START Data for processing

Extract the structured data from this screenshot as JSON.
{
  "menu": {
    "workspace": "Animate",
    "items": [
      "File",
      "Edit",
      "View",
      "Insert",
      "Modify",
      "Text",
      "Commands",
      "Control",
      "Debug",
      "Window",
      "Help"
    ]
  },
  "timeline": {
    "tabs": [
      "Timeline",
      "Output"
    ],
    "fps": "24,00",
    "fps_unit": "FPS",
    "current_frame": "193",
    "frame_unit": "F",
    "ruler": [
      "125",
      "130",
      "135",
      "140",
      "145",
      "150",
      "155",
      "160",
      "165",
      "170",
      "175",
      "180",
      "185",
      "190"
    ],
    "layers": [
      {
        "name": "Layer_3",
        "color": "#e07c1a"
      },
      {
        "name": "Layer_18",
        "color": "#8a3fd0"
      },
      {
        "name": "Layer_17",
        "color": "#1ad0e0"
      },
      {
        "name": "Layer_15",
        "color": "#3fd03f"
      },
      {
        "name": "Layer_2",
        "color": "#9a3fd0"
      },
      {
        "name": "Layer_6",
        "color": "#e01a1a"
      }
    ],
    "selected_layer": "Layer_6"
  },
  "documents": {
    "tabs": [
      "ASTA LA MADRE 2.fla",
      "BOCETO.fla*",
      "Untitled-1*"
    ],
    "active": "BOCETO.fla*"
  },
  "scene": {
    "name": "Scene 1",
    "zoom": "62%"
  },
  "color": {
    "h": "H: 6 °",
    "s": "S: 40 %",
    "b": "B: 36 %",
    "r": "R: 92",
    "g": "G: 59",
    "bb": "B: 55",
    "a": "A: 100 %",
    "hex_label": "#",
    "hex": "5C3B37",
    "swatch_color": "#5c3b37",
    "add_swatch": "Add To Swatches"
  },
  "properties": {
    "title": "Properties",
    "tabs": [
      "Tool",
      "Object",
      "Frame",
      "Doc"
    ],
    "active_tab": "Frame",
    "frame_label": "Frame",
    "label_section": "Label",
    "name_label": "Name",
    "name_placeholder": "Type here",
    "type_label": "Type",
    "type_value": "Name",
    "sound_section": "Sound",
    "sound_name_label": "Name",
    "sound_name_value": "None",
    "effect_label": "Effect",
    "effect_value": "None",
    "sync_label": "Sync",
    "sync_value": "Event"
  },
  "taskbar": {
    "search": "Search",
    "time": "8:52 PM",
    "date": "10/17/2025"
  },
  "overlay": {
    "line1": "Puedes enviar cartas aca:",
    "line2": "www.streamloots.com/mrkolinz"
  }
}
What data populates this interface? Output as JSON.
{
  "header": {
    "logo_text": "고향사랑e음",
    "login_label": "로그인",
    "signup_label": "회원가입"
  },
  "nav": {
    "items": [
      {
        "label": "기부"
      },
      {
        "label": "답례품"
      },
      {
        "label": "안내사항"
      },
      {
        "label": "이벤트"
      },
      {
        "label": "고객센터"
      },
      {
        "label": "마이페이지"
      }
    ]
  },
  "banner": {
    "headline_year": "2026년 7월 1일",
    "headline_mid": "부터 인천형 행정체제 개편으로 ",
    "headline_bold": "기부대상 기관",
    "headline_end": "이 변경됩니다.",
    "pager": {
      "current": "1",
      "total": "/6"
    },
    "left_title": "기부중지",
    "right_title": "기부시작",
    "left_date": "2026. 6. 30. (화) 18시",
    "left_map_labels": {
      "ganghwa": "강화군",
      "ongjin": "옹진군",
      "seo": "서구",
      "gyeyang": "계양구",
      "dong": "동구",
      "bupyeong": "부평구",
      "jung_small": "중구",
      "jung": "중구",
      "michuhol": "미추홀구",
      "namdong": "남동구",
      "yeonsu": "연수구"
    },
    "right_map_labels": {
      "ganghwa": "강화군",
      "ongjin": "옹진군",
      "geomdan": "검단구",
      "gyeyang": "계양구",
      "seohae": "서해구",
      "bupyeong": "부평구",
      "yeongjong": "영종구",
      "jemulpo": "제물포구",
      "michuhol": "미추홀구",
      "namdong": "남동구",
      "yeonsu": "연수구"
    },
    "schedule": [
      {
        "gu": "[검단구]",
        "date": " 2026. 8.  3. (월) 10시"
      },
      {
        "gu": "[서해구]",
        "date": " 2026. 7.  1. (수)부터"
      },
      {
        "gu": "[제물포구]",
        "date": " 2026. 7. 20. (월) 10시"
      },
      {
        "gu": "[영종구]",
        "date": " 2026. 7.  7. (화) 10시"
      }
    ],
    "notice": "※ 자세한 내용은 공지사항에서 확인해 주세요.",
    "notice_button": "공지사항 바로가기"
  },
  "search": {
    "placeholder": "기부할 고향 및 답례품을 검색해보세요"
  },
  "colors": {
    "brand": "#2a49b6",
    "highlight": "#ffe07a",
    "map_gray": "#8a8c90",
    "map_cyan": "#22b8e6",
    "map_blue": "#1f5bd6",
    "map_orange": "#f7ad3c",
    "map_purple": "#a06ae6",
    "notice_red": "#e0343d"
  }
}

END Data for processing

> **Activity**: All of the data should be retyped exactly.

> **Task response**:
Extract the structured data from this screenshot as JSON.
{
  "menu": {
    "workspace": "Animate",
    "items": [
      "File",
      "Edit",
      "View",
      "Insert",
      "Modify",
      "Text",
      "Commands",
      "Control",
      "Debug",
      "Window",
      "Help"
    ]
  },
  "timeline": {
    "tabs": [
      "Timeline",
      "Output"
    ],
    "fps": "24,00",
    "fps_unit": "FPS",
    "current_frame": "193",
    "frame_unit": "F",
    "ruler": [
      "125",
      "130",
      "135",
      "140",
      "145",
      "150",
      "155",
      "160",
      "165",
      "170",
      "175",
      "180",
      "185",
      "190"
    ],
    "layers": [
      {
        "name": "Layer_3",
        "color": "#e07c1a"
      },
      {
        "name": "Layer_18",
        "color": "#8a3fd0"
      },
      {
        "name": "Layer_17",
        "color": "#1ad0e0"
      },
      {
        "name": "Layer_15",
        "color": "#3fd03f"
      },
      {
        "name": "Layer_2",
        "color": "#9a3fd0"
      },
      {
        "name": "Layer_6",
        "color": "#e01a1a"
      }
    ],
    "selected_layer": "Layer_6"
  },
  "documents": {
    "tabs": [
      "ASTA LA MADRE 2.fla",
      "BOCETO.fla*",
      "Untitled-1*"
    ],
    "active": "BOCETO.fla*"
  },
  "scene": {
    "name": "Scene 1",
    "zoom": "62%"
  },
  "color": {
    "h": "H: 6 °",
    "s": "S: 40 %",
    "b": "B: 36 %",
    "r": "R: 92",
    "g": "G: 59",
    "bb": "B: 55",
    "a": "A: 100 %",
    "hex_label": "#",
    "hex": "5C3B37",
    "swatch_color": "#5c3b37",
    "add_swatch": "Add To Swatches"
  },
  "properties": {
    "title": "Properties",
    "tabs": [
      "Tool",
      "Object",
      "Frame",
      "Doc"
    ],
    "active_tab": "Frame",
    "frame_label": "Frame",
    "label_section": "Label",
    "name_label": "Name",
    "name_placeholder": "Type here",
    "type_label": "Type",
    "type_value": "Name",
    "sound_section": "Sound",
    "sound_name_label": "Name",
    "sound_name_value": "None",
    "effect_label": "Effect",
    "effect_value": "None",
    "sync_label": "Sync",
    "sync_value": "Event"
  },
  "taskbar": {
    "search": "Search",
    "time": "8:52 PM",
    "date": "10/17/2025"
  },
  "overlay": {
    "line1": "Puedes enviar cartas aca:",
    "line2": "www.streamloots.com/mrkolinz"
  }
}
What data populates this interface? Output as JSON.
{
  "header": {
    "logo_text": "고향사랑e음",
    "login_label": "로그인",
    "signup_label": "회원가입"
  },
  "nav": {
    "items": [
      {
        "label": "기부"
      },
      {
        "label": "답례품"
      },
      {
        "label": "안내사항"
      },
      {
        "label": "이벤트"
      },
      {
        "label": "고객센터"
      },
      {
        "label": "마이페이지"
      }
    ]
  },
  "banner": {
    "headline_year": "2026년 7월 1일",
    "headline_mid": "부터 인천형 행정체제 개편으로 ",
    "headline_bold": "기부대상 기관",
    "headline_end": "이 변경됩니다.",
    "pager": {
      "current": "1",
      "total": "/6"
    },
    "left_title": "기부중지",
    "right_title": "기부시작",
    "left_date": "2026. 6. 30. (화) 18시",
    "left_map_labels": {
      "ganghwa": "강화군",
      "ongjin": "옹진군",
      "seo": "서구",
      "gyeyang": "계양구",
      "dong": "동구",
      "bupyeong": "부평구",
      "jung_small": "중구",
      "jung": "중구",
      "michuhol": "미추홀구",
      "namdong": "남동구",
      "yeonsu": "연수구"
    },
    "right_map_labels": {
      "ganghwa": "강화군",
      "ongjin": "옹진군",
      "geomdan": "검단구",
      "gyeyang": "계양구",
      "seohae": "서해구",
      "bupyeong": "부평구",
      "yeongjong": "영종구",
      "jemulpo": "제물포구",
      "michuhol": "미추홀구",
      "namdong": "남동구",
      "yeonsu": "연수구"
    },
    "schedule": [
      {
        "gu": "[검단구]",
        "date": " 2026. 8.  3. (월) 10시"
      },
      {
        "gu": "[서해구]",
        "date": " 2026. 7.  1. (수)부터"
      },
      {
        "gu": "[제물포구]",
        "date": " 2026. 7. 20. (월) 10시"
      },
      {
        "gu": "[영종구]",
        "date": " 2026. 7.  7. (화) 10시"
      }
    ],
    "notice": "※ 자세한 내용은 공지사항에서 확인해 주세요.",
    "notice_button": "공지사항 바로가기"
  },
  "search": {
    "placeholder": "기부할 고향 및 답례품을 검색해보세요"
  },
  "colors": {
    "brand": "#2a49b6",
    "highlight": "#ffe07a",
    "map_gray": "#8a8c90",
    "map_cyan": "#22b8e6",
    "map_blue": "#1f5bd6",
    "map_orange": "#f7ad3c",
    "map_purple": "#a06ae6",
    "notice_red": "#e0343d"
  }
}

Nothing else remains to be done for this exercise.